Records drawn from a dataset
-------------------------
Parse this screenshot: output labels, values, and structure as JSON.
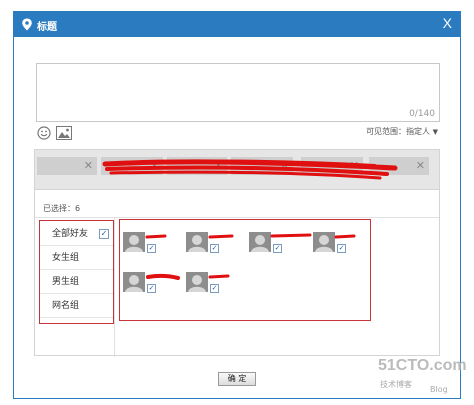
{
  "dialog": {
    "title": "标题",
    "close_label": "X",
    "accent_color": "#2b7bc0"
  },
  "compose": {
    "value": "",
    "counter": "0/140"
  },
  "toolbar": {
    "emoji_icon": "smile-icon",
    "image_icon": "image-icon",
    "visibility_label": "可见范围：",
    "visibility_value": "指定人",
    "visibility_caret": "▼"
  },
  "tags": [
    {
      "label": "",
      "close": "✕"
    },
    {
      "label": "",
      "close": "✕"
    },
    {
      "label": "",
      "close": "✕"
    },
    {
      "label": "",
      "close": "✕"
    },
    {
      "label": "",
      "close": "✕"
    },
    {
      "label": "",
      "close": "✕"
    }
  ],
  "selected_label": "已选择：6",
  "groups": [
    {
      "label": "全部好友",
      "checked": true,
      "check": "✓"
    },
    {
      "label": "女生组"
    },
    {
      "label": "男生组"
    },
    {
      "label": "网名组"
    }
  ],
  "friends": [
    {
      "name": "",
      "check": "✓"
    },
    {
      "name": "",
      "check": "✓"
    },
    {
      "name": "",
      "check": "✓"
    },
    {
      "name": "",
      "check": "✓"
    },
    {
      "name": "",
      "check": "✓"
    },
    {
      "name": "",
      "check": "✓"
    }
  ],
  "ok_label": "确 定",
  "watermark": {
    "line1": "51CTO.com",
    "line2": "技术博客",
    "line3": "Blog"
  },
  "annotation_color": "#c9343a"
}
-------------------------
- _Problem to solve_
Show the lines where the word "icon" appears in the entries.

- _Output for this exercise_
    "emoji_icon": "smile-icon",
    "image_icon": "image-icon",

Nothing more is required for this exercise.